**Available data**
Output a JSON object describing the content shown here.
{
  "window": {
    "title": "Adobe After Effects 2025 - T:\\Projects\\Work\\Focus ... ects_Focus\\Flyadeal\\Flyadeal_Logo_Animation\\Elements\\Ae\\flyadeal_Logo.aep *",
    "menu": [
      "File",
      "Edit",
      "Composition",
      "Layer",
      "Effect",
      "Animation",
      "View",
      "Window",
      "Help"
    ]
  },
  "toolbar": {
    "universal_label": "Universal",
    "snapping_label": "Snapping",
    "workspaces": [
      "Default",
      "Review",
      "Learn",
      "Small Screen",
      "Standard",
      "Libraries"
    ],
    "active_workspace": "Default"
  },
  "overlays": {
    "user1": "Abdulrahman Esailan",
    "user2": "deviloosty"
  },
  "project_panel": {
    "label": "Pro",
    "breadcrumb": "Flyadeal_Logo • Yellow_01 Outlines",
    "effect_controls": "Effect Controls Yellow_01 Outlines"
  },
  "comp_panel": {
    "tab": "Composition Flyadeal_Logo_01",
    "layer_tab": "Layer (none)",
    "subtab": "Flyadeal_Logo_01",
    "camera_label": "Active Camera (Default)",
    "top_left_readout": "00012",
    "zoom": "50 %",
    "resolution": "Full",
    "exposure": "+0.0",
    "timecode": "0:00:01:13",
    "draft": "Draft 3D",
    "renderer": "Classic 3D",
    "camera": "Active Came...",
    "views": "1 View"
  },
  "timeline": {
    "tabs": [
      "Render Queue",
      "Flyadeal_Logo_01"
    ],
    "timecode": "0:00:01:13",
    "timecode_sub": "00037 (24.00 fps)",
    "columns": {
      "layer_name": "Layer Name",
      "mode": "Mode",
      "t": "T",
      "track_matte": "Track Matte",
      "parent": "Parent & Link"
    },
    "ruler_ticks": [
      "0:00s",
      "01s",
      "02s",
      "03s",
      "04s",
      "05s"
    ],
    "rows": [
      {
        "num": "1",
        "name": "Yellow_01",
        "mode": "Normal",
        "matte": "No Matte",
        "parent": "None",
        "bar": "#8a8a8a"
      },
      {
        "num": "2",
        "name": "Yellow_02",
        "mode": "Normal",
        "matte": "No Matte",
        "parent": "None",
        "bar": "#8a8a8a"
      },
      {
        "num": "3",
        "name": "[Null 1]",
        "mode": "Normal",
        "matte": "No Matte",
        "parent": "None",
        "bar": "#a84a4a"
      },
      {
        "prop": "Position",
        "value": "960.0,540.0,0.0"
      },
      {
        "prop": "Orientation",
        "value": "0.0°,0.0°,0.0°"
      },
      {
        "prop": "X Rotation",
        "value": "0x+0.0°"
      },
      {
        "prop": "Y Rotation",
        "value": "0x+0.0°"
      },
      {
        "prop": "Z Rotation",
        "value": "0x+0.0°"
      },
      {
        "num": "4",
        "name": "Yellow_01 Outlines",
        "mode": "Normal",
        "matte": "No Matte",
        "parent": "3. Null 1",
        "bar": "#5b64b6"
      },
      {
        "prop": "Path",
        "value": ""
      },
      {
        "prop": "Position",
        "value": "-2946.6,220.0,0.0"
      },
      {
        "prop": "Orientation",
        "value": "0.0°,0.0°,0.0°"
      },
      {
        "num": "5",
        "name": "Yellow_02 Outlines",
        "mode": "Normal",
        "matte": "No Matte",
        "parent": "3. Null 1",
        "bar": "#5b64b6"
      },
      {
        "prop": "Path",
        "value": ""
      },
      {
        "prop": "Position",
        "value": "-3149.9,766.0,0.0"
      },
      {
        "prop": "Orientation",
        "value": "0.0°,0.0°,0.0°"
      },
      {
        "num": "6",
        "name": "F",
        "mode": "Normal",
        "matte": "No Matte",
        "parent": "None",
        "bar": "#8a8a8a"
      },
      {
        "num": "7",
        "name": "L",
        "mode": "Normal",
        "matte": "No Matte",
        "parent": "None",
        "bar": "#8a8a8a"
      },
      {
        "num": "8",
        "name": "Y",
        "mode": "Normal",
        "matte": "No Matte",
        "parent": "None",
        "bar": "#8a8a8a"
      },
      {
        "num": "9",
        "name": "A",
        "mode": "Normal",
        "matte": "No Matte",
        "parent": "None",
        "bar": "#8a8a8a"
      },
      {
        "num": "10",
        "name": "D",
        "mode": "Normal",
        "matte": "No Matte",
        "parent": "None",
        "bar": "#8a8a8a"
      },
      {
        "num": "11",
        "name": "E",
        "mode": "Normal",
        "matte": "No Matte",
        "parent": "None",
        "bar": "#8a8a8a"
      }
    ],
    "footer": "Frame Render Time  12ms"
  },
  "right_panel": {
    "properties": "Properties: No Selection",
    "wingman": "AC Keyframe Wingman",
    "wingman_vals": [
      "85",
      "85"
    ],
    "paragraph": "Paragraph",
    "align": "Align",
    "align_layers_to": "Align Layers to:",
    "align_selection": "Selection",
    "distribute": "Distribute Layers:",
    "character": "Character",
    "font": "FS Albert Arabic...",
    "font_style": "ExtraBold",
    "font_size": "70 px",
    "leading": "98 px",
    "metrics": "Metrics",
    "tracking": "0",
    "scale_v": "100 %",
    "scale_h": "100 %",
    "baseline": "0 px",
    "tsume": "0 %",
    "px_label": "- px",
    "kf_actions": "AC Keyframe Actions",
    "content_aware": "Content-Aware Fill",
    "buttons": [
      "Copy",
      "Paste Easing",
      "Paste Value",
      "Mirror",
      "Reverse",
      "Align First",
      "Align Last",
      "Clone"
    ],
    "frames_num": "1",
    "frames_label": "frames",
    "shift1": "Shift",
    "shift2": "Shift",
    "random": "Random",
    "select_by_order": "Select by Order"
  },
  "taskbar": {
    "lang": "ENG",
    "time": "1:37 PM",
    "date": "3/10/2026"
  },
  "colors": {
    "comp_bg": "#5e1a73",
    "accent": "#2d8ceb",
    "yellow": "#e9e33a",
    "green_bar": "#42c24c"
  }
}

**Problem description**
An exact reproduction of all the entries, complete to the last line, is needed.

**Finished task**
Output a JSON object describing the content shown here.
{
  "window": {
    "title": "Adobe After Effects 2025 - T:\\Projects\\Work\\Focus ... ects_Focus\\Flyadeal\\Flyadeal_Logo_Animation\\Elements\\Ae\\flyadeal_Logo.aep *",
    "menu": [
      "File",
      "Edit",
      "Composition",
      "Layer",
      "Effect",
      "Animation",
      "View",
      "Window",
      "Help"
    ]
  },
  "toolbar": {
    "universal_label": "Universal",
    "snapping_label": "Snapping",
    "workspaces": [
      "Default",
      "Review",
      "Learn",
      "Small Screen",
      "Standard",
      "Libraries"
    ],
    "active_workspace": "Default"
  },
  "overlays": {
    "user1": "Abdulrahman Esailan",
    "user2": "deviloosty"
  },
  "project_panel": {
    "label": "Pro",
    "breadcrumb": "Flyadeal_Logo • Yellow_01 Outlines",
    "effect_controls": "Effect Controls Yellow_01 Outlines"
  },
  "comp_panel": {
    "tab": "Composition Flyadeal_Logo_01",
    "layer_tab": "Layer (none)",
    "subtab": "Flyadeal_Logo_01",
    "camera_label": "Active Camera (Default)",
    "top_left_readout": "00012",
    "zoom": "50 %",
    "resolution": "Full",
    "exposure": "+0.0",
    "timecode": "0:00:01:13",
    "draft": "Draft 3D",
    "renderer": "Classic 3D",
    "camera": "Active Came...",
    "views": "1 View"
  },
  "timeline": {
    "tabs": [
      "Render Queue",
      "Flyadeal_Logo_01"
    ],
    "timecode": "0:00:01:13",
    "timecode_sub": "00037 (24.00 fps)",
    "columns": {
      "layer_name": "Layer Name",
      "mode": "Mode",
      "t": "T",
      "track_matte": "Track Matte",
      "parent": "Parent & Link"
    },
    "ruler_ticks": [
      "0:00s",
      "01s",
      "02s",
      "03s",
      "04s",
      "05s"
    ],
    "rows": [
      {
        "num": "1",
        "name": "Yellow_01",
        "mode": "Normal",
        "matte": "No Matte",
        "parent": "None",
        "bar": "#8a8a8a"
      },
      {
        "num": "2",
        "name": "Yellow_02",
        "mode": "Normal",
        "matte": "No Matte",
        "parent": "None",
        "bar": "#8a8a8a"
      },
      {
        "num": "3",
        "name": "[Null 1]",
        "mode": "Normal",
        "matte": "No Matte",
        "parent": "None",
        "bar": "#a84a4a"
      },
      {
        "prop": "Position",
        "value": "960.0,540.0,0.0"
      },
      {
        "prop": "Orientation",
        "value": "0.0°,0.0°,0.0°"
      },
      {
        "prop": "X Rotation",
        "value": "0x+0.0°"
      },
      {
        "prop": "Y Rotation",
        "value": "0x+0.0°"
      },
      {
        "prop": "Z Rotation",
        "value": "0x+0.0°"
      },
      {
        "num": "4",
        "name": "Yellow_01 Outlines",
        "mode": "Normal",
        "matte": "No Matte",
        "parent": "3. Null 1",
        "bar": "#5b64b6"
      },
      {
        "prop": "Path",
        "value": ""
      },
      {
        "prop": "Position",
        "value": "-2946.6,220.0,0.0"
      },
      {
        "prop": "Orientation",
        "value": "0.0°,0.0°,0.0°"
      },
      {
        "num": "5",
        "name": "Yellow_02 Outlines",
        "mode": "Normal",
        "matte": "No Matte",
        "parent": "3. Null 1",
        "bar": "#5b64b6"
      },
      {
        "prop": "Path",
        "value": ""
      },
      {
        "prop": "Position",
        "value": "-3149.9,766.0,0.0"
      },
      {
        "prop": "Orientation",
        "value": "0.0°,0.0°,0.0°"
      },
      {
        "num": "6",
        "name": "F",
        "mode": "Normal",
        "matte": "No Matte",
        "parent": "None",
        "bar": "#8a8a8a"
      },
      {
        "num": "7",
        "name": "L",
        "mode": "Normal",
        "matte": "No Matte",
        "parent": "None",
        "bar": "#8a8a8a"
      },
      {
        "num": "8",
        "name": "Y",
        "mode": "Normal",
        "matte": "No Matte",
        "parent": "None",
        "bar": "#8a8a8a"
      },
      {
        "num": "9",
        "name": "A",
        "mode": "Normal",
        "matte": "No Matte",
        "parent": "None",
        "bar": "#8a8a8a"
      },
      {
        "num": "10",
        "name": "D",
        "mode": "Normal",
        "matte": "No Matte",
        "parent": "None",
        "bar": "#8a8a8a"
      },
      {
        "num": "11",
        "name": "E",
        "mode": "Normal",
        "matte": "No Matte",
        "parent": "None",
        "bar": "#8a8a8a"
      }
    ],
    "footer": "Frame Render Time  12ms"
  },
  "right_panel": {
    "properties": "Properties: No Selection",
    "wingman": "AC Keyframe Wingman",
    "wingman_vals": [
      "85",
      "85"
    ],
    "paragraph": "Paragraph",
    "align": "Align",
    "align_layers_to": "Align Layers to:",
    "align_selection": "Selection",
    "distribute": "Distribute Layers:",
    "character": "Character",
    "font": "FS Albert Arabic...",
    "font_style": "ExtraBold",
    "font_size": "70 px",
    "leading": "98 px",
    "metrics": "Metrics",
    "tracking": "0",
    "scale_v": "100 %",
    "scale_h": "100 %",
    "baseline": "0 px",
    "tsume": "0 %",
    "px_label": "- px",
    "kf_actions": "AC Keyframe Actions",
    "content_aware": "Content-Aware Fill",
    "buttons": [
      "Copy",
      "Paste Easing",
      "Paste Value",
      "Mirror",
      "Reverse",
      "Align First",
      "Align Last",
      "Clone"
    ],
    "frames_num": "1",
    "frames_label": "frames",
    "shift1": "Shift",
    "shift2": "Shift",
    "random": "Random",
    "select_by_order": "Select by Order"
  },
  "taskbar": {
    "lang": "ENG",
    "time": "1:37 PM",
    "date": "3/10/2026"
  },
  "colors": {
    "comp_bg": "#5e1a73",
    "accent": "#2d8ceb",
    "yellow": "#e9e33a",
    "green_bar": "#42c24c"
  }
}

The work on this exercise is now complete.